*WHAT THIS TASK INVOLVES*.
The required result is a copy of each line below in which "datasource" appears.

[Stored items]
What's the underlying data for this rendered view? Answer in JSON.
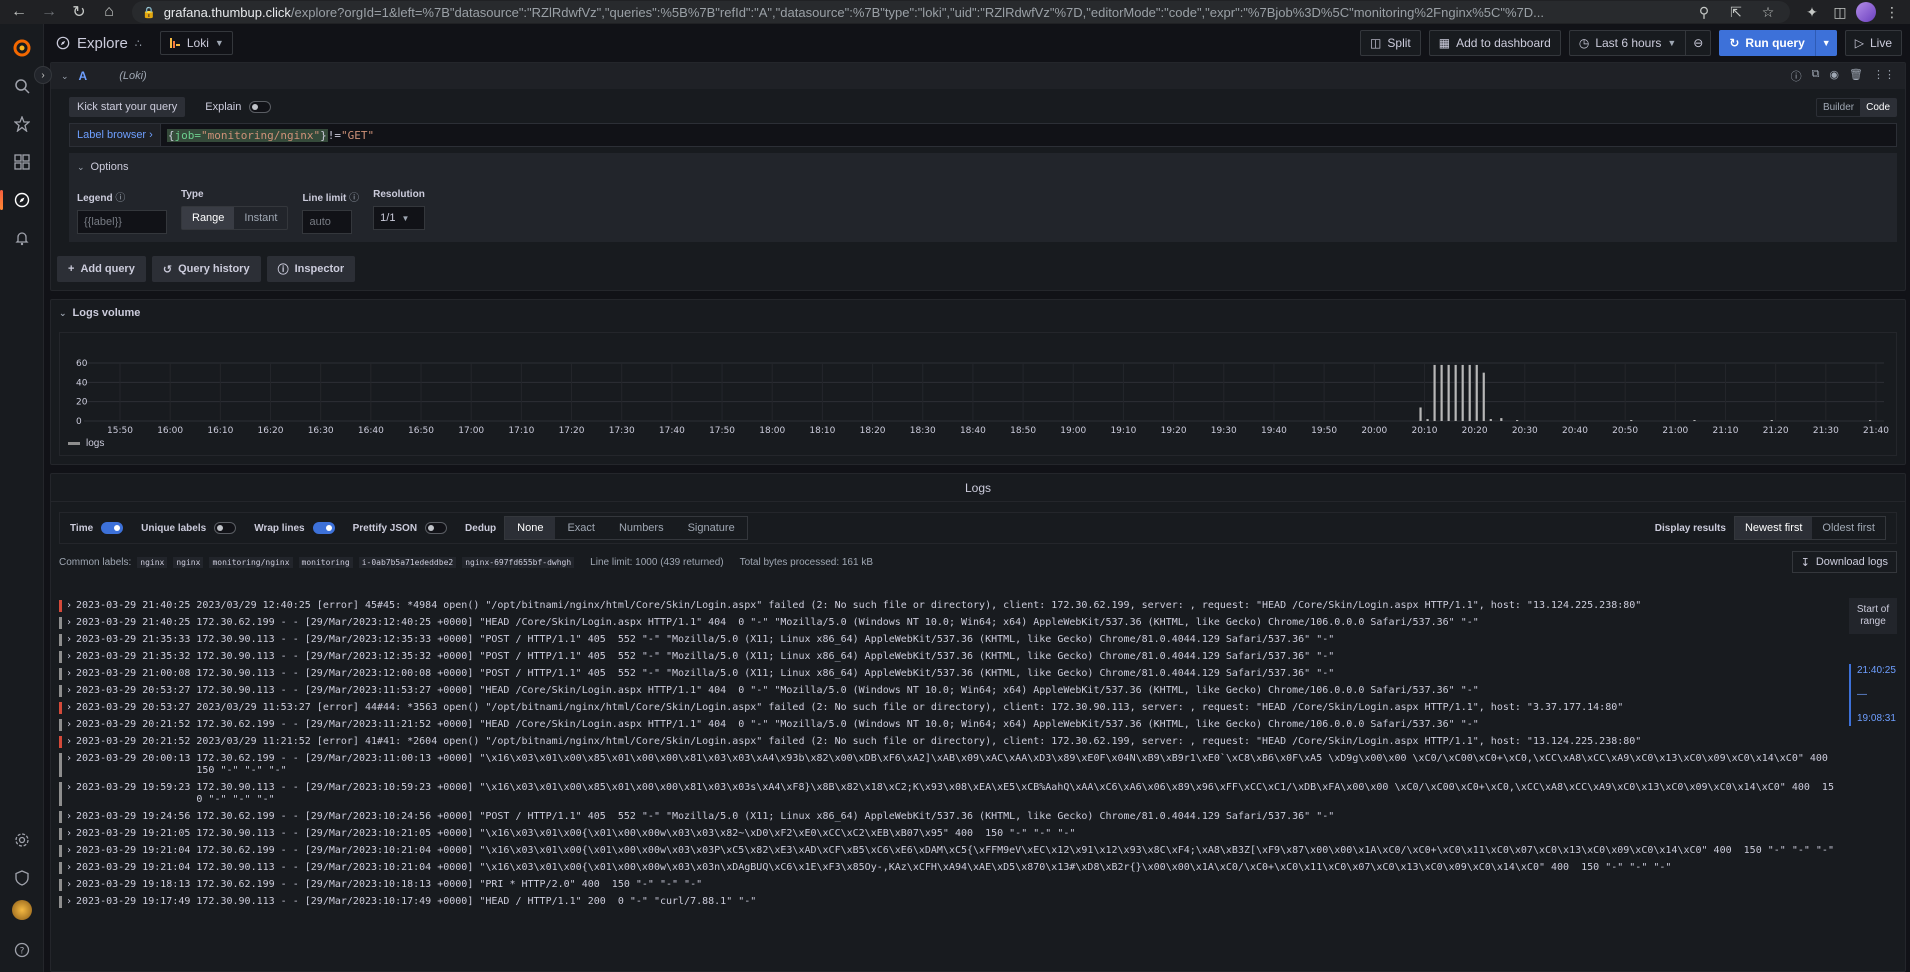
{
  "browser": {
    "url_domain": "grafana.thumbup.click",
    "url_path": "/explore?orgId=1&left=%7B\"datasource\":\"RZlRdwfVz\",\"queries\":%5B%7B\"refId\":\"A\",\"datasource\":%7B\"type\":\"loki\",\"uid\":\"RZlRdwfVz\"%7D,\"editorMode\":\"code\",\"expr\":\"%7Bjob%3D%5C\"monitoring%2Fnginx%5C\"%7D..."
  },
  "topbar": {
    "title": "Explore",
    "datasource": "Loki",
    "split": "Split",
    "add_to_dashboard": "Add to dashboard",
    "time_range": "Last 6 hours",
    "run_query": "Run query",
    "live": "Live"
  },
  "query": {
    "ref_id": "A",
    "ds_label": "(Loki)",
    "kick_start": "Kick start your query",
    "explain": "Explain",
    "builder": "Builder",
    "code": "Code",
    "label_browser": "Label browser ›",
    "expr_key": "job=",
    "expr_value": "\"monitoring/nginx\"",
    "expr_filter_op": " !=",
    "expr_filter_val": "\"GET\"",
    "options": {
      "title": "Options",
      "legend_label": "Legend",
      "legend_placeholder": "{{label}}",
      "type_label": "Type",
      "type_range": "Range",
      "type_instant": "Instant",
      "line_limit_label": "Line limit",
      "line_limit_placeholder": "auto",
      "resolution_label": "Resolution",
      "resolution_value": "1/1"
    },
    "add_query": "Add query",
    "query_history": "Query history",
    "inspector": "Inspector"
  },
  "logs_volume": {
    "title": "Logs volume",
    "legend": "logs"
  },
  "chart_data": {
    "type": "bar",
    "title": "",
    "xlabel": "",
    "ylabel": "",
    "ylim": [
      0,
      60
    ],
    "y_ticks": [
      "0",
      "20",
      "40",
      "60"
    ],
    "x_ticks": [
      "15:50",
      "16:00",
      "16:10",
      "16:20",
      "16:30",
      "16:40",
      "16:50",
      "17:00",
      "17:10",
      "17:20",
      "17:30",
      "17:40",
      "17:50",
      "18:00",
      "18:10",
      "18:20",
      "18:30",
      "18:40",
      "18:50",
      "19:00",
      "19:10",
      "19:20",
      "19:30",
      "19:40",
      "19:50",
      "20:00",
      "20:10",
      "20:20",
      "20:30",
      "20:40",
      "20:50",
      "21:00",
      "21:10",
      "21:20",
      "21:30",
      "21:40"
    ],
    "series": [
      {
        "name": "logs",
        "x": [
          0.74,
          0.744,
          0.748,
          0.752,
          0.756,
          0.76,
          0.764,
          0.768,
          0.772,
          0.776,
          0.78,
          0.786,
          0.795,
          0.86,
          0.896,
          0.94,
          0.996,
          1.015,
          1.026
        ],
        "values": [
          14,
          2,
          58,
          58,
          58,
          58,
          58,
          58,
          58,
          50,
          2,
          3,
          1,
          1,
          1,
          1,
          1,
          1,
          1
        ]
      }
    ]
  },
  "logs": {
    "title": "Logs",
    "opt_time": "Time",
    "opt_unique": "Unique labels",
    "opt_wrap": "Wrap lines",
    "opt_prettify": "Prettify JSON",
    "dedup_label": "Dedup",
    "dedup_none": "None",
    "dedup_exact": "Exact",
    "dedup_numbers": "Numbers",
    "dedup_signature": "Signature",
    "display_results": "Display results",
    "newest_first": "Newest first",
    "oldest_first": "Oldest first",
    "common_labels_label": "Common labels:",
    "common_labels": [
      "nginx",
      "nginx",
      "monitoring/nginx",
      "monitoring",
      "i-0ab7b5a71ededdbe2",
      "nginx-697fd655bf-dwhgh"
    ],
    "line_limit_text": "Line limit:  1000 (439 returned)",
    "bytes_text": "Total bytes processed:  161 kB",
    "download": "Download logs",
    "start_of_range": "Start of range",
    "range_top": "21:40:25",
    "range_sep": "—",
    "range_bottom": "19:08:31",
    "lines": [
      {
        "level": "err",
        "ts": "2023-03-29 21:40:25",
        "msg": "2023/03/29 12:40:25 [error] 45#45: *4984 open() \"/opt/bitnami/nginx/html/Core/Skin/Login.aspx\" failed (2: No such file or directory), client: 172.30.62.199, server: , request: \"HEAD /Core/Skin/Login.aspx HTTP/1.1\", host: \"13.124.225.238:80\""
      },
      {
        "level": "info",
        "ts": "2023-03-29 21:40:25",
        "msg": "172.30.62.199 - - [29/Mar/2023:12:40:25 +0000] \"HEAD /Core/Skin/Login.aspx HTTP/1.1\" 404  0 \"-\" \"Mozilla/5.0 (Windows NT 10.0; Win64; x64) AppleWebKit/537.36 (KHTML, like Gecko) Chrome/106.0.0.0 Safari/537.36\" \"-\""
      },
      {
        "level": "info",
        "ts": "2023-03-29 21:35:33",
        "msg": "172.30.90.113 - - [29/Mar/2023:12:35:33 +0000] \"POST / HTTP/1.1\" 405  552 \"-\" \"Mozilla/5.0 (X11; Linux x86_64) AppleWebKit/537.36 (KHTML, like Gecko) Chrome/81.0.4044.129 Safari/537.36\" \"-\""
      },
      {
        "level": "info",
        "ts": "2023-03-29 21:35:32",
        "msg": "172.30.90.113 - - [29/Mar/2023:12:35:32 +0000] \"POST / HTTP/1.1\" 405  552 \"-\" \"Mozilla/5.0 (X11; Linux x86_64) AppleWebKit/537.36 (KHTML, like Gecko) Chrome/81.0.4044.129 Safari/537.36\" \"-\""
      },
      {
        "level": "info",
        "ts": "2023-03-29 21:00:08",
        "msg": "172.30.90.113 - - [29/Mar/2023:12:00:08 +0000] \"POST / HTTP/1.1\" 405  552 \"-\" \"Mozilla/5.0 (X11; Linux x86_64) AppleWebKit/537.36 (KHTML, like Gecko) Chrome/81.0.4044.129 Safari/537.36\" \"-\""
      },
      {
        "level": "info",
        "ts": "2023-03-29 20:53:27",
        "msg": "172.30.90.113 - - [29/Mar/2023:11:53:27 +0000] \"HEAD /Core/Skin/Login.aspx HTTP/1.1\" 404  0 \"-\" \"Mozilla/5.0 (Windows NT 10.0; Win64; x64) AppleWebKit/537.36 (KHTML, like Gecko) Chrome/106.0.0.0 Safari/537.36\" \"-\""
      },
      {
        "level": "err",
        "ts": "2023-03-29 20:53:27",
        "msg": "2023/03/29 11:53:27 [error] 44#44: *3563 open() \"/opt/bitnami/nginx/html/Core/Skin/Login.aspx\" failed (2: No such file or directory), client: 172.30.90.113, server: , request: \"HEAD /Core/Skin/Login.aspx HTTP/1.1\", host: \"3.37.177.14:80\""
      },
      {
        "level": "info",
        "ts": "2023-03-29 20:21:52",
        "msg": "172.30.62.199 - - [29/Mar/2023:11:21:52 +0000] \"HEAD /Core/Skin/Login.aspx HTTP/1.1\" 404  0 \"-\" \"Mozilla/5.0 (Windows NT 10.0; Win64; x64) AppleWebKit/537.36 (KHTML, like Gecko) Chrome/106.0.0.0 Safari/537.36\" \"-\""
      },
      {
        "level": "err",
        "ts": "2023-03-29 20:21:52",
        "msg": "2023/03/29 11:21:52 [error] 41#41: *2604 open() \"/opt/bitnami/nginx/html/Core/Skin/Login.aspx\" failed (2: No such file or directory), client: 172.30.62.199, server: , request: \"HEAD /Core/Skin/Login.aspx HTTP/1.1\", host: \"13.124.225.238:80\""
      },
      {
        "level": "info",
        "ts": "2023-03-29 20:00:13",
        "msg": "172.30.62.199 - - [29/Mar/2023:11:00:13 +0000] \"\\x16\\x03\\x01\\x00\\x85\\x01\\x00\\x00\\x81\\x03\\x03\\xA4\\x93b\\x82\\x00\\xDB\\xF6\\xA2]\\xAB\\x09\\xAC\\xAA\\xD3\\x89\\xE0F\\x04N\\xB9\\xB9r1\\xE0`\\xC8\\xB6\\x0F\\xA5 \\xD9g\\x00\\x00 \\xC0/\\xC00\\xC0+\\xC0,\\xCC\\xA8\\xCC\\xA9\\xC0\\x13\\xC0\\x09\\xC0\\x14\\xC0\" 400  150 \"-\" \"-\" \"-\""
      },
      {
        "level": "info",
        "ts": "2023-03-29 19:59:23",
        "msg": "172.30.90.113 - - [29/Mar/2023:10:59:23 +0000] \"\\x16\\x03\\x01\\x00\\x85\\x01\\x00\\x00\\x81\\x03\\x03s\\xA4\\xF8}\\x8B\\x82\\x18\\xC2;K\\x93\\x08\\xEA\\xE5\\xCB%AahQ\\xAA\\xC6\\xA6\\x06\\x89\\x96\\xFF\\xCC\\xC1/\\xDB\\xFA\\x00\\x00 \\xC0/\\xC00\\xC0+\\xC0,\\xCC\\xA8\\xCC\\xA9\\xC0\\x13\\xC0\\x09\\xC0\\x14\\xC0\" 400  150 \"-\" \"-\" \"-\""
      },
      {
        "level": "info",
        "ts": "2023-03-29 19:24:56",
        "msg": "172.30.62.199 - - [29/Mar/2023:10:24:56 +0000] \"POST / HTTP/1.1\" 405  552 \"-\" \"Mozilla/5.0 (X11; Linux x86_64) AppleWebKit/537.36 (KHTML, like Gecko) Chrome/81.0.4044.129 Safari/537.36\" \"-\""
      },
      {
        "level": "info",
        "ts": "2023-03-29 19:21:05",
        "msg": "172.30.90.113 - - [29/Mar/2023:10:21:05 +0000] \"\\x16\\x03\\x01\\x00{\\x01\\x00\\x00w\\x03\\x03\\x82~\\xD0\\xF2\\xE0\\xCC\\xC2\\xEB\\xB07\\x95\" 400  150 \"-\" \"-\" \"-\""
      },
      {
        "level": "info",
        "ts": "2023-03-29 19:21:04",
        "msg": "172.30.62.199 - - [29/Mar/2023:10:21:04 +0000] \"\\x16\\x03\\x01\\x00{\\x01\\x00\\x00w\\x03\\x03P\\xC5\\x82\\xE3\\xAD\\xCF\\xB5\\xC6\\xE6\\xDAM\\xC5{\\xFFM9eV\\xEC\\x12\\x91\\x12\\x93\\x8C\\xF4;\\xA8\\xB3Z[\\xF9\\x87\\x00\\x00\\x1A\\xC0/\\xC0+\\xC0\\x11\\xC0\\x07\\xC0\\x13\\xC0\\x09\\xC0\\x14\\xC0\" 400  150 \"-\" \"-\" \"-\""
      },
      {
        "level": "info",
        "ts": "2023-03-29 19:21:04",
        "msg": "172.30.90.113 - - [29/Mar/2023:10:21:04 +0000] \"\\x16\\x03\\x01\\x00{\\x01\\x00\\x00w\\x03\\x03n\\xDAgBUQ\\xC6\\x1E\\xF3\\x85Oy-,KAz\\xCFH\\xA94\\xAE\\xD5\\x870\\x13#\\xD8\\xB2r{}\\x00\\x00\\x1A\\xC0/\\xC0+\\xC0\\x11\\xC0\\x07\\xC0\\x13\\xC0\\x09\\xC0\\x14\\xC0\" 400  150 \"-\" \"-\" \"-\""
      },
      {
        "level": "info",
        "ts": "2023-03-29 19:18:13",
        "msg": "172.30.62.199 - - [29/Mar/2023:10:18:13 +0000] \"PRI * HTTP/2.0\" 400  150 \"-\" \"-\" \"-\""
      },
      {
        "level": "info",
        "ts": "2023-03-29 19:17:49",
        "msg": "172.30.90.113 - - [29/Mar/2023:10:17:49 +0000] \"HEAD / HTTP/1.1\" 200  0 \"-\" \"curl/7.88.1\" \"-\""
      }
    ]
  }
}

*WRITTEN RESPONSE*.
    "url_path": "/explore?orgId=1&left=%7B\"datasource\":\"RZlRdwfVz\",\"queries\":%5B%7B\"refId\":\"A\",\"datasource\":%7B\"type\":\"loki\",\"uid\":\"RZlRdwfVz\"%7D,\"editorMode\":\"code\",\"expr\":\"%7Bjob%3D%5C\"monitoring%2Fnginx%5C\"%7D..."
    "datasource": "Loki",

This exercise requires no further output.